FILE - Afghan Special Forces in Kabul, Afghanistan.
FILE - Afghan Special Forces stand during a graduation ceremony in Kabul, Afghanistan.

WASHINGTON - Inflicting yet another blow to Islamic State Khorasan Province (ISKP), the Afghan government said Tuesday that it had killed the group’s top judge, Abdullah Orakzai.

Some experts charge that while eliminating Orakzai and other top ISKP leaders in recent weeks will hurt the group in Afghanistan, it is unlikely to disrupt its ability to conduct deadly attacks on government forces and civilians.

Orakzai, originally from Pakistan’s Khyber Pashtunkhwa province, was a leading ISKP fighter in the Nazian and Achin districts of Nangarhar in eastern Afghanistan. As an ISKP judge, he was in charge of issuing decrees, including “the beheading of civilians and forced marriages for IS fighters,” according to the Afghan National Directorate of Security (NDS).

Colin Clarke, a senior fellow at the New York-based Soufan Center, said Orakzai was “an important person” but his removal is unlikely to bring about an immediate degradation of ISKP.

“IS Khorasan has cycled through so many tough leaders already that I have little faith that it is going to make lasting difference,” Clarke said, calling the Afghan government’s operation a "tactical maneuver."

In April, the Afghan government announced the capture of another ISKP leader, Aslam Farooqi, along with dozens of his fighters in Kandahar. In early August, the government said that it had killed the group’s intelligence chief, Asadullah Orakzai, in Jalalabad.

“Expecting that decapitation strikes targeting the leadership would have a strategic effect on the group is a mistake,” Clarke added.

ISKP was formed in January 2015 as the Islamic State branch active in eastern Afghanistan and northern Pakistan. Most of its members are estranged members of the Tehrik-i-Taliban Pakistan (TTP), according to experts.

In recent years, the group has suffered major setbacks, including the loss of its key pockets of territory and the removal of its top leadership.

When the group lost its main stronghold in Nangarhar province in November 2019, the Afghan government claimed the ISPK had been "obliterated."

However, experts say the group in recent months has gone mostly underground and adapted tactics to wage insurgency attacks against military and civilian targets.

A U.N. report in May 2020 said that ISKP still has the ability to attract new members, particularly among militants who oppose the recent U.S.-Taliban agreement.
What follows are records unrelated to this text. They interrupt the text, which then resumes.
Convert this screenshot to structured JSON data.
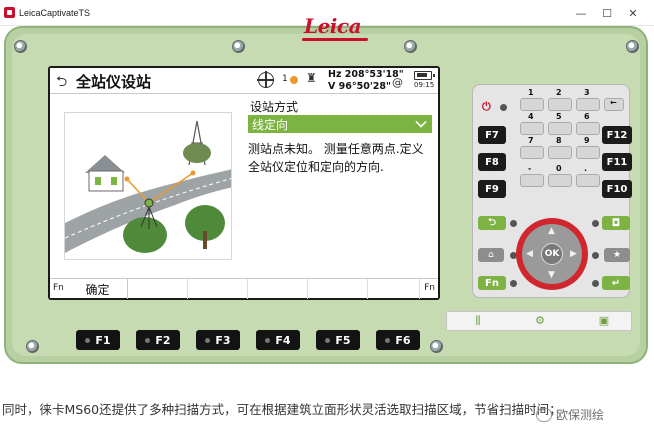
{
  "window": {
    "title": "LeicaCaptivateTS",
    "min": "—",
    "max": "☐",
    "close": "✕"
  },
  "device": {
    "brand": "Leica"
  },
  "screen": {
    "title": "全站仪设站",
    "status": {
      "face": "1",
      "hz": "Hz 208°53'18\"",
      "v": "V   96°50'28\"",
      "time": "09:15"
    },
    "field_label": "设站方式",
    "method_value": "线定向",
    "description": "测站点未知。 测量任意两点.定义全站仪定位和定向的方向.",
    "softkeys": {
      "fn_left": "Fn",
      "ok": "确定",
      "fn_right": "Fn"
    }
  },
  "keypad": {
    "f_side": [
      "F7",
      "F8",
      "F9"
    ],
    "f_side_right": [
      "F12",
      "F11",
      "F10"
    ],
    "numbers": [
      "1",
      "2",
      "3",
      "4",
      "5",
      "6",
      "7",
      "8",
      "9",
      "0",
      "-",
      "."
    ],
    "ok": "OK",
    "fn": "Fn"
  },
  "function_keys": [
    "F1",
    "F2",
    "F3",
    "F4",
    "F5",
    "F6"
  ],
  "caption": "同时，徕卡MS60还提供了多种扫描方式，可在根据建筑立面形状灵活选取扫描区域，节省扫描时间；",
  "watermark": "欧保测绘"
}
The report found that the group still has about 2,200 armed fighters in the South Asian country and remains capable of launching different attacks.

The group claimed responsibility for an ambush early this month on the Nangarhar provincial prison that lasted 20 hours and killed at least 30 people and wounded about 50.
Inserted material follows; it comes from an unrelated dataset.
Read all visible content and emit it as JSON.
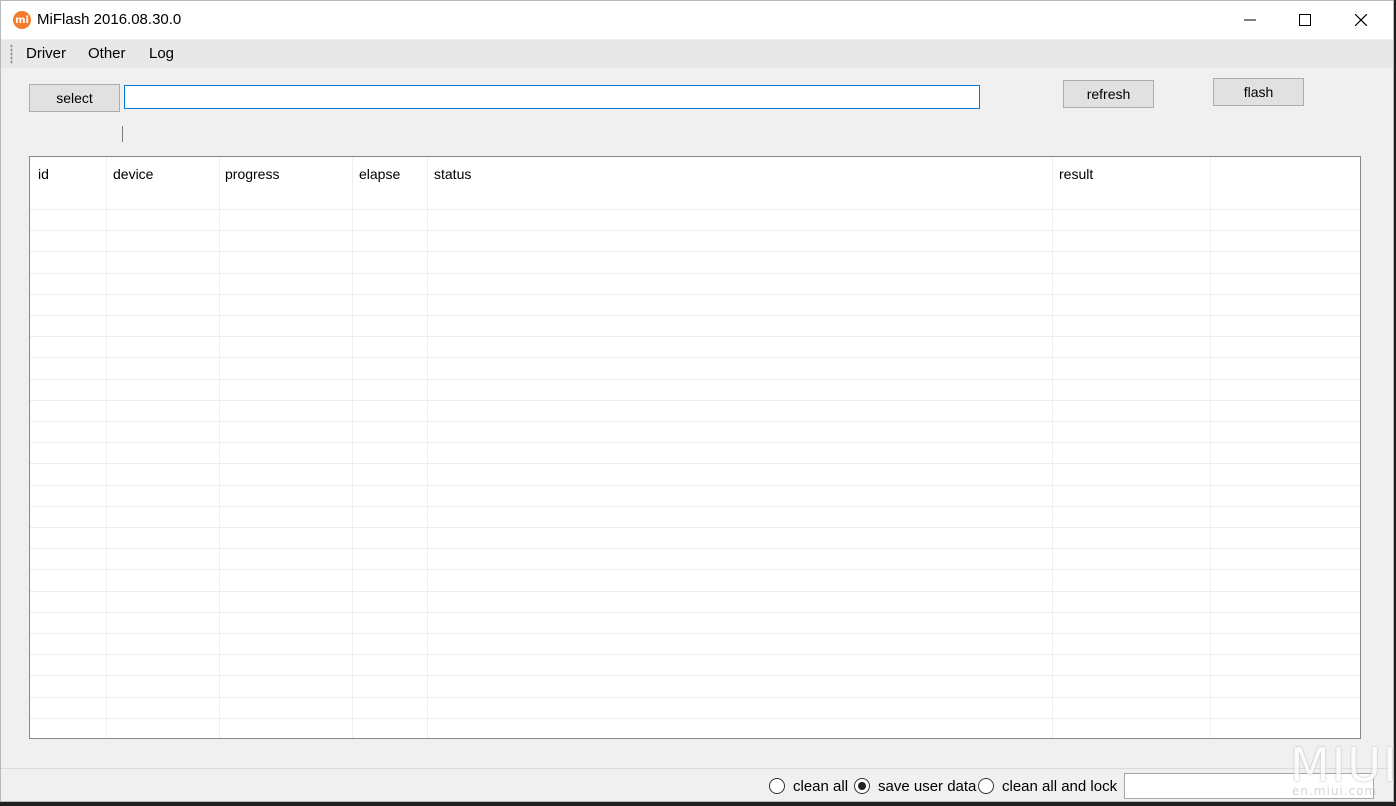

The Afghan government has blamed the Taliban, particularly the Haqqani Network, for helping ISKP launch the attack.

Using another acronym for the Islamic State group, Nasir Kamawal, a member of the Nangarhar Provincial Council, told VOA the attack “showed that Daesh is not obliterated and they still have strong bases.”

Kamawal said ISKP maintains some bases in parts of Nangarhar.
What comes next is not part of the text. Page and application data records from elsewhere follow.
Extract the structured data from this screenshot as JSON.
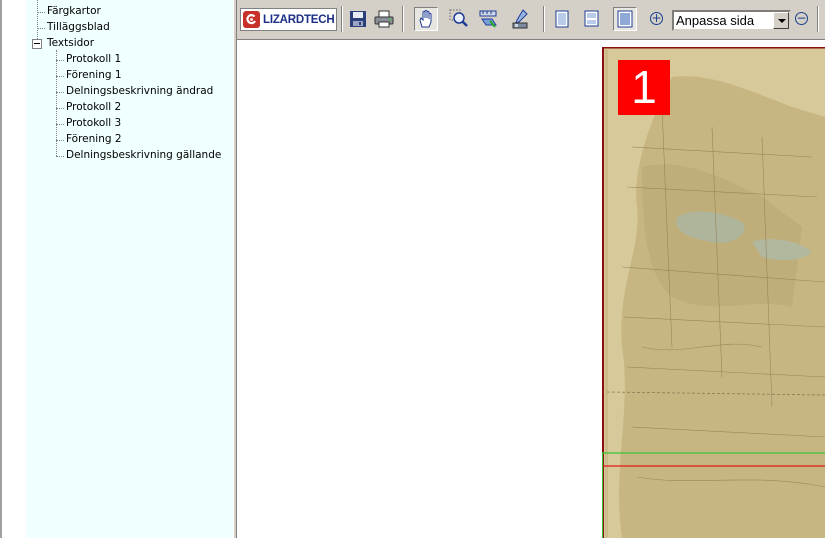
{
  "tree": {
    "items": [
      {
        "label": "Färgkartor"
      },
      {
        "label": "Tilläggsblad"
      },
      {
        "label": "Textsidor"
      }
    ],
    "children": [
      {
        "label": "Protokoll 1"
      },
      {
        "label": "Förening 1"
      },
      {
        "label": "Delningsbeskrivning ändrad"
      },
      {
        "label": "Protokoll 2"
      },
      {
        "label": "Protokoll 3"
      },
      {
        "label": "Förening 2"
      },
      {
        "label": "Delningsbeskrivning gällande"
      }
    ]
  },
  "toolbar": {
    "logo_text": "LIZARDTECH",
    "zoom_value": "Anpassa sida",
    "icons": [
      "save-icon",
      "print-icon",
      "pan-hand-icon",
      "zoom-tool-icon",
      "measure-tool-icon",
      "select-tool-icon",
      "single-page-icon",
      "two-page-icon",
      "fit-page-icon",
      "zoom-in-icon",
      "zoom-out-icon"
    ]
  },
  "viewer": {
    "page_number": "1"
  },
  "colors": {
    "tree_background": "#f0ffff",
    "toolbar_background": "#d4d0c8",
    "page_badge": "#ff0000",
    "map_paper": "#d8c99a",
    "guide_line_green": "#35c835",
    "guide_line_red": "#e21a1a"
  }
}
Derailing the peace process

Some experts warn that ISKP, despite the pressure on its leadership, could increase its militant activity to stop future peace talks between the government in Kabul and the Taliban.

After an endorsement from the Loya Jirga, the Afghan traditional assembly, President Ashraf Ghani issued a decree August 10 to release the remaining 400 Taliban prisoners. The decision is seen as removing the final hurdle before starting peace negotiations with the Taliban.

Scott Smith, a senior expert for Afghanistan peace processes at the U.S. Institute of Peace in Washington, told VOA that ISKP has positioned itself as a spoiler during the peace efforts and remains a threat to the process because of its ability to conduct high-profile attacks.

“I think ISIS is going to be a problem if there is a peace process or if there isn't a peace process,” Smith added.

However, when the Afghan government and the Taliban are able to reach a peaceful settlement, “they would both be able to direct their resources to contain, eliminate or greatly constrain ISIS,” according to Smith.

Marine General Kenneth McKenzie, head of U.S. Central Command, speaks with U.S. troops while visiting Forward Operating Base Fenty in Jalalabad, Afghanistan, Sept. 9, 2019.

General Kenneth F. McKenzie Jr., commander of U.S. Central Command, told U.S. lawmakers in March that the Taliban operations against ISKP were “very effective.” He said the United States had provided “limited support” to the Taliban in those operations.

A Pentagon report in June said Washington had already shifted its focus to operations against ISKP and other terrorist groups since the Taliban announced a weeklong reduction in violence in February. It said U.S. forces target the Taliban only in defense of Afghan security forces.